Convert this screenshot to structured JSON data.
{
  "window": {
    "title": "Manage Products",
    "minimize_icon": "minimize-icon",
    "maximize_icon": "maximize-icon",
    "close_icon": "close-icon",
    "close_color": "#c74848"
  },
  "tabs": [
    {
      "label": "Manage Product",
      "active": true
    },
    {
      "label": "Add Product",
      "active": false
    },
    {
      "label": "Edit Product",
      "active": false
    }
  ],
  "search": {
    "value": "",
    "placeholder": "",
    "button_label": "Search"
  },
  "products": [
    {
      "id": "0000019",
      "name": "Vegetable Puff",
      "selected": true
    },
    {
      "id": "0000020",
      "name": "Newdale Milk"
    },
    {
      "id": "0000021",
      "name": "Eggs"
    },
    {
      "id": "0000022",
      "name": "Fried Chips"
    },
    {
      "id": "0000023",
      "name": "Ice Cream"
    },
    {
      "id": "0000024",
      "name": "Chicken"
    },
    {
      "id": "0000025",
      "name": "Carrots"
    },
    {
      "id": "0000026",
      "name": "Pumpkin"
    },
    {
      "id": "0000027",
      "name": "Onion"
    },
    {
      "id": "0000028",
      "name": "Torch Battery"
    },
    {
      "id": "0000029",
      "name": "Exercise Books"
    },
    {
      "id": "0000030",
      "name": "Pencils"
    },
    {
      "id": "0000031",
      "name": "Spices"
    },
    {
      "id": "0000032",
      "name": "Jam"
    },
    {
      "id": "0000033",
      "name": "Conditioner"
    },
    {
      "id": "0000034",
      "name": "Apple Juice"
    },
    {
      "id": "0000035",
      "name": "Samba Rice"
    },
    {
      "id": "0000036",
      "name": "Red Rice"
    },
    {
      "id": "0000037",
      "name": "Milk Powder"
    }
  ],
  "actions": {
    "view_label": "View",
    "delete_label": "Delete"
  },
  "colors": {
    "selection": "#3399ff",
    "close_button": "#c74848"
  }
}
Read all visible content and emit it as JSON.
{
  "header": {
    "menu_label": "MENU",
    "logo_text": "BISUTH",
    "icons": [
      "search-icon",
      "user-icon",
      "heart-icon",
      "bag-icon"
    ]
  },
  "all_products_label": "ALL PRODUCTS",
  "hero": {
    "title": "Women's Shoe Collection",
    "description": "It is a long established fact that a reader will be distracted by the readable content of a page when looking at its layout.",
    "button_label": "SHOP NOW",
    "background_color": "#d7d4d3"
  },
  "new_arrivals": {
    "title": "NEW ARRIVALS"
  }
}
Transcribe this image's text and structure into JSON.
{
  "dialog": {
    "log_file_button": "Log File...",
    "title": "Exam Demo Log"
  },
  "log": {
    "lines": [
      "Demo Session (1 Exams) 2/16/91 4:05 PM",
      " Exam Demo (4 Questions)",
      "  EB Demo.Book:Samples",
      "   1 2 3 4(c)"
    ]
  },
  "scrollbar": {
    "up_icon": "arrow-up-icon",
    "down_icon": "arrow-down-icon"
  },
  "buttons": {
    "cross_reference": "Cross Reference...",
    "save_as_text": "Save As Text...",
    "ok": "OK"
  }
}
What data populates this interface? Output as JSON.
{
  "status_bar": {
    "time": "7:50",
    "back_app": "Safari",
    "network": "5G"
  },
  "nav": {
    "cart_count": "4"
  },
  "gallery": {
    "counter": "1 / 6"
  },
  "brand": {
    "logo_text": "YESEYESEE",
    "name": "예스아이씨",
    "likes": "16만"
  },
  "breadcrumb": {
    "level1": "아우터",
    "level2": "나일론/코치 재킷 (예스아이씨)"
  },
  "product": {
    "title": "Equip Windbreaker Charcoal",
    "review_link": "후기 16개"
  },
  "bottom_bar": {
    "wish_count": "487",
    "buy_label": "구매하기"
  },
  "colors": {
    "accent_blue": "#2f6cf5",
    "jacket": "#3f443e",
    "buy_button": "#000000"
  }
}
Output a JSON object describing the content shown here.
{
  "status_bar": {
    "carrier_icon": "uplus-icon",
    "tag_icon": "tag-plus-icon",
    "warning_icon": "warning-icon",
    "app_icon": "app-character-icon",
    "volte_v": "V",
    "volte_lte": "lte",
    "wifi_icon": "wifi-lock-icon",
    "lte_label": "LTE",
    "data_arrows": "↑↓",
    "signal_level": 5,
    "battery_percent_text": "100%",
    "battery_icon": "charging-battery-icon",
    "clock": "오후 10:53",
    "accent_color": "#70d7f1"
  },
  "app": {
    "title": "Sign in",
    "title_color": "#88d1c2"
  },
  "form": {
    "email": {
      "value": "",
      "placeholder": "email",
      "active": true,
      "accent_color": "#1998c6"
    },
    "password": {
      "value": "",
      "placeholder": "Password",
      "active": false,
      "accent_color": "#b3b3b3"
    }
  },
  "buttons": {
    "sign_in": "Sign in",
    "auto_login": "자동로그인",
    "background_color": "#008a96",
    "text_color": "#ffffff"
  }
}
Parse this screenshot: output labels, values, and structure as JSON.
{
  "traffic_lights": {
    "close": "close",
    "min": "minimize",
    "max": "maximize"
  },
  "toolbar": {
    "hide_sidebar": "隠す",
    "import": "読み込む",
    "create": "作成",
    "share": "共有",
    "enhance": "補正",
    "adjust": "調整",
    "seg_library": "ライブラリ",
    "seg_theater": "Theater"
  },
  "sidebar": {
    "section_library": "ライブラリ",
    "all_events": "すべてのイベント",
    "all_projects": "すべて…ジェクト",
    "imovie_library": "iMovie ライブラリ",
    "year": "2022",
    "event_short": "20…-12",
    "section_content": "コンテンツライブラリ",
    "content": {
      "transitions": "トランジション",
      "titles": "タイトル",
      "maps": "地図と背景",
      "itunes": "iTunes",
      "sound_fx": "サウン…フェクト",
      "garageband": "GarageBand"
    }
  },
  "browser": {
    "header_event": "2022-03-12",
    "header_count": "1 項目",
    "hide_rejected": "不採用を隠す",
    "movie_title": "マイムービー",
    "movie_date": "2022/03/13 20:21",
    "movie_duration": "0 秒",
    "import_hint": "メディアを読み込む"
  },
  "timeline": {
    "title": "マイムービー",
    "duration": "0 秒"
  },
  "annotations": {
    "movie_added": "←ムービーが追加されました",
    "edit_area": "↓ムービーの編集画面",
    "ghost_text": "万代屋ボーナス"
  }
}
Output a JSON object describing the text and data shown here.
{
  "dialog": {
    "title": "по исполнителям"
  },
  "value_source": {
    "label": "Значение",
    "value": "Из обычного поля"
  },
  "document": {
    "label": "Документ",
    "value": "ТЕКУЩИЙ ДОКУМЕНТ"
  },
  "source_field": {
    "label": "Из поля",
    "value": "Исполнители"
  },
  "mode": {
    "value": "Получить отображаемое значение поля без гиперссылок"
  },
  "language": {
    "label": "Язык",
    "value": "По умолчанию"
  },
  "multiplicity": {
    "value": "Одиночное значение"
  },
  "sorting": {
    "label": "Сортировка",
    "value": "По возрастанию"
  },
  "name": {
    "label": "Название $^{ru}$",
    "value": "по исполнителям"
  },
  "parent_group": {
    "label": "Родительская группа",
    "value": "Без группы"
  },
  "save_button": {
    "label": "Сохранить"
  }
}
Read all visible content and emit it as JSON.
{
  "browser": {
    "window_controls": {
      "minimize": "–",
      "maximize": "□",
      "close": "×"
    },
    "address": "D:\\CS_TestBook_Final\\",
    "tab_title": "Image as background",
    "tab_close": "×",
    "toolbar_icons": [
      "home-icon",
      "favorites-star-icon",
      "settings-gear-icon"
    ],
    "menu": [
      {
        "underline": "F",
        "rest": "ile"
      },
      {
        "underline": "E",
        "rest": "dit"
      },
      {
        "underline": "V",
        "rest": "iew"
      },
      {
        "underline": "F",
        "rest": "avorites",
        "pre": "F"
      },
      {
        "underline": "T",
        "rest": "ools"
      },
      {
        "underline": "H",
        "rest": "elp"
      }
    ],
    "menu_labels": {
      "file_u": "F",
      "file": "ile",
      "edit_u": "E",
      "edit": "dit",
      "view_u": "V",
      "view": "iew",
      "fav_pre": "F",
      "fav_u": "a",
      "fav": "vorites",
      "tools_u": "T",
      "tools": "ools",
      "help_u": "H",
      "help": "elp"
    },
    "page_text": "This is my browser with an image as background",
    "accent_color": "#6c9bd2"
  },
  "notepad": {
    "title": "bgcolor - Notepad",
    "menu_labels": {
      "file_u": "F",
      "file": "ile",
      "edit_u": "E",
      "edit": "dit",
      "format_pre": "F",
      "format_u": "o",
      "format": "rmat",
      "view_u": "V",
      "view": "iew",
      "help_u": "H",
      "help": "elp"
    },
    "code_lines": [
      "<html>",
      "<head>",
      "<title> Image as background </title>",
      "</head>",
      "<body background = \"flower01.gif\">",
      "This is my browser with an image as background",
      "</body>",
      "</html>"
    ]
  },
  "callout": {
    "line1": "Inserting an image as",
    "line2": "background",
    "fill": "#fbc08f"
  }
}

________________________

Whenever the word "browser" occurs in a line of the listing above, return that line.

  "browser": {
  "browser": {
    "page_text": "This is my browser with an image as background",
      "This is my browser with an image as background",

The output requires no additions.